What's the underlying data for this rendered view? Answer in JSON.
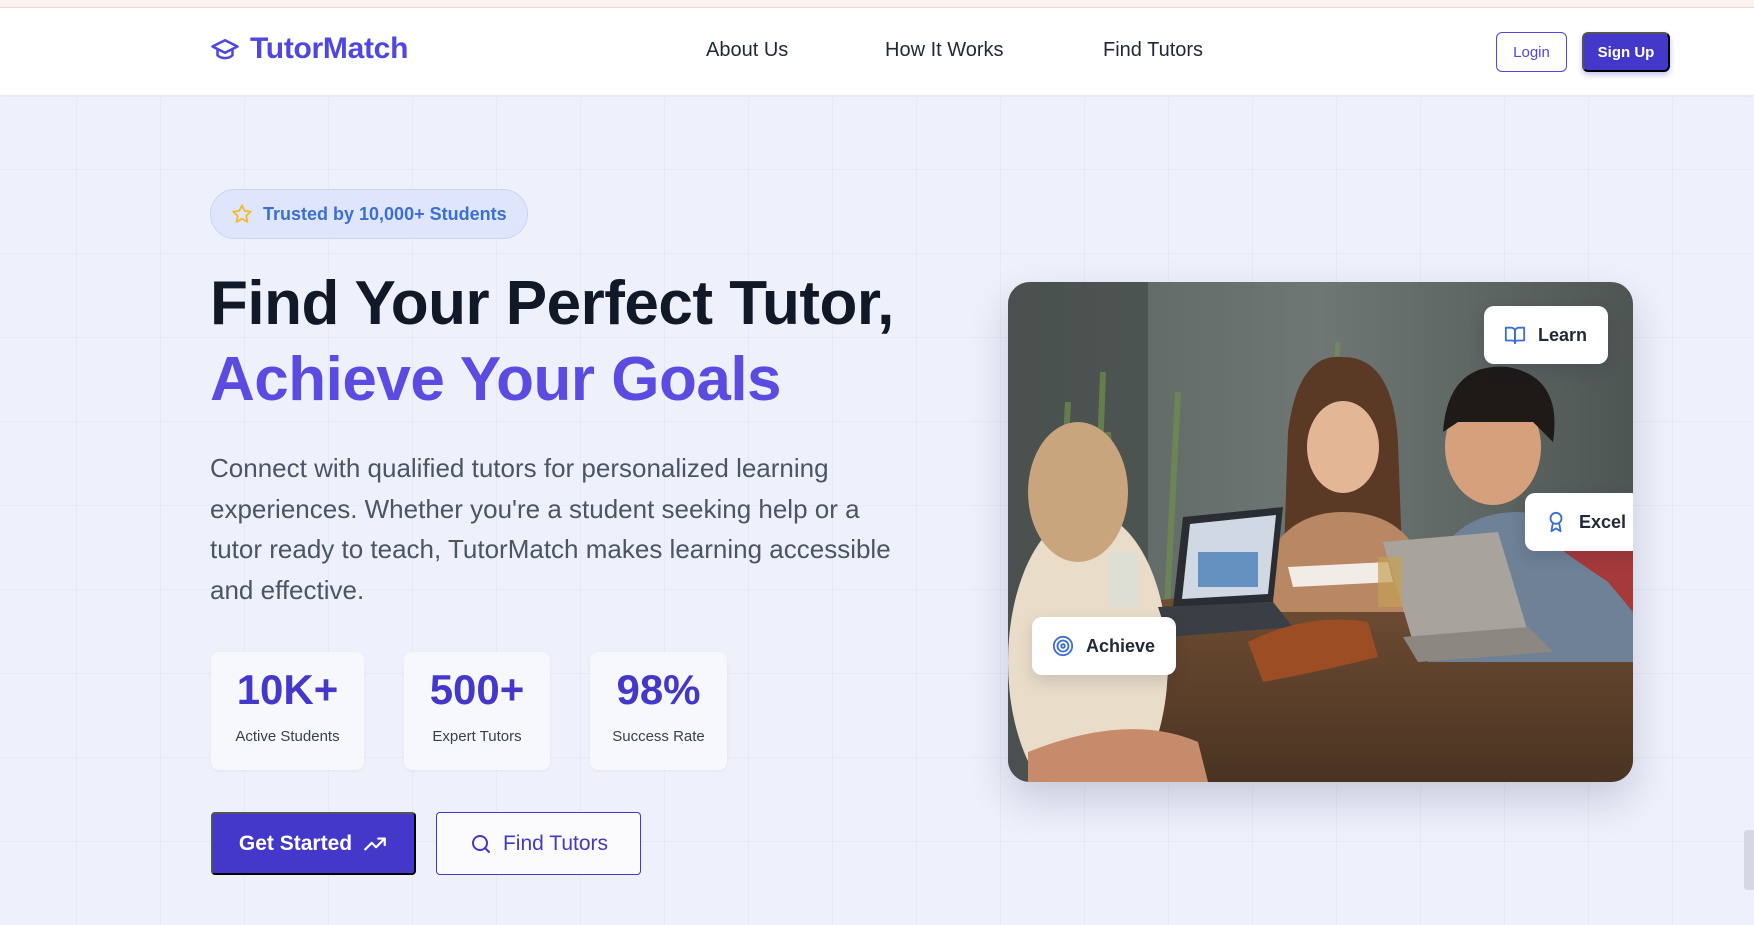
{
  "nav": {
    "brand": "TutorMatch",
    "links": [
      "About Us",
      "How It Works",
      "Find Tutors"
    ],
    "login": "Login",
    "signup": "Sign Up"
  },
  "hero": {
    "badge": "Trusted by 10,000+ Students",
    "title_line1": "Find Your Perfect Tutor,",
    "title_line2": "Achieve Your Goals",
    "description": "Connect with qualified tutors for personalized learning experiences. Whether you're a student seeking help or a tutor ready to teach, TutorMatch makes learning accessible and effective.",
    "stats": [
      {
        "value": "10K+",
        "label": "Active Students"
      },
      {
        "value": "500+",
        "label": "Expert Tutors"
      },
      {
        "value": "98%",
        "label": "Success Rate"
      }
    ],
    "cta_primary": "Get Started",
    "cta_secondary": "Find Tutors"
  },
  "image_chips": {
    "learn": "Learn",
    "excel": "Excel",
    "achieve": "Achieve"
  },
  "colors": {
    "brand": "#4f46e5",
    "accent_title": "#5b4be0",
    "badge_text": "#3b6fd4",
    "star": "#f5b82e"
  },
  "icons": {
    "brand": "graduation-cap-icon",
    "badge": "star-icon",
    "cta_primary": "trending-up-icon",
    "cta_secondary": "search-icon",
    "learn": "book-open-icon",
    "excel": "award-icon",
    "achieve": "target-icon"
  }
}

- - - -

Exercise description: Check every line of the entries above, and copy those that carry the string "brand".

Answer for this exercise:
    "brand": "TutorMatch",
    "brand": "#4f46e5",
    "brand": "graduation-cap-icon",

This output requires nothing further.